The thought of Valentine’s Day brings joy to Asima Hayat as she envisions what her loved one will get her on this day.
“He knows I love flowers so instead of getting me roses he gets me a plant so it lasts for a longer amount of time,” she said.
Hayat, a 23-year old Humber student, has been dating her boyfriend for eight years and still holds on to the romance with him.
Valentine’s Day filled with love and sweets gives the chance to show a loved one how much they truly care for one and another.
Expectations come into play on this day, as girls across the world are expecting some type of romantic gesture from their boyfriend, husband or significant other.
Humber student Felicia Stone doesn’t expect much from her loved one, as long as he has put thought and love towards the gesture.

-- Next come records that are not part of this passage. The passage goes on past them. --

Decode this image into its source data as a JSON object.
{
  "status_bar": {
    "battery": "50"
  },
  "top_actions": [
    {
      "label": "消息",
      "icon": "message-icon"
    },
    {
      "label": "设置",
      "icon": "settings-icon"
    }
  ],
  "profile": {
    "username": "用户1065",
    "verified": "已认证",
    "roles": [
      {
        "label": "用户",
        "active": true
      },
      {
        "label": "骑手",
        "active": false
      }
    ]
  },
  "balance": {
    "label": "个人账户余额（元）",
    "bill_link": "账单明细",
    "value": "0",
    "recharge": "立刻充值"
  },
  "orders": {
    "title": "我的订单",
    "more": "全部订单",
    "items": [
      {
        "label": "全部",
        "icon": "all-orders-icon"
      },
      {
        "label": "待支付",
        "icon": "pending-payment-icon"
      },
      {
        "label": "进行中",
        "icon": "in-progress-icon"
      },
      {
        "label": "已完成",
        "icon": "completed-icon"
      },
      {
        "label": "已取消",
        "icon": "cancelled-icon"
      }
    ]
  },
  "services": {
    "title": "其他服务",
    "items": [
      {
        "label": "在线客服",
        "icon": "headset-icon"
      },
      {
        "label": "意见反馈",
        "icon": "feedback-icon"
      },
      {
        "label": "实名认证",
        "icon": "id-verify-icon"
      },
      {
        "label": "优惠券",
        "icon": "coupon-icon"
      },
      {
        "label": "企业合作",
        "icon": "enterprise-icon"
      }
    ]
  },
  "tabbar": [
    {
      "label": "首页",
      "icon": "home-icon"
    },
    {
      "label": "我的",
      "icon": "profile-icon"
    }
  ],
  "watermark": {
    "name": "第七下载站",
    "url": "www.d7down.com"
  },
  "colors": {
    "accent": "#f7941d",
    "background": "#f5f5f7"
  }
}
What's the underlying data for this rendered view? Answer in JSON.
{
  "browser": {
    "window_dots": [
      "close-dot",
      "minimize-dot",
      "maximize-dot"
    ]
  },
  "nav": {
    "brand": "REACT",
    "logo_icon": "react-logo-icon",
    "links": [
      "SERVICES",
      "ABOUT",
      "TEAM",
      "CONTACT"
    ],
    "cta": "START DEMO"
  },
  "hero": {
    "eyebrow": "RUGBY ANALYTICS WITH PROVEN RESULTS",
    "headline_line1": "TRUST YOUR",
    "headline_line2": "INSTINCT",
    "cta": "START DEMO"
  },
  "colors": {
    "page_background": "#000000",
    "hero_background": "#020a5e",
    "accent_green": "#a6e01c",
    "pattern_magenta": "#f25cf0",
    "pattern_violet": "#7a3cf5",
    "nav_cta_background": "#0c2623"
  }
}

“They don’t need to spend a lot of money, it’s the thought of this holiday that counts,” she said.
After one year of dating, business student Felicia only expects the minimum, as she we would be satisfied with a card or a bouquet of roses brought by her loved one.
Expectations diminishes on Valentine’s Day as priorities change once dating turns into marriage, said Veronica Stellar, program assistant for Health Sciences.
“We’ve been married for nine years and Valentine’s Day is like any other day, nothing different,” she said.
Stellar said she and her husband show their love towards each other on a daily basis, and they don’t need to buy one another gifts on this holiday to prove that.
“In the past he would get me flowers, and teddy bears, but now were just happy going for a nice dinner just the two of us,” Stellar said.
Expectations vary with different individuals, depending on the amount of time they have been together, or even how deep the romance is impacted in their lives, Hayat said.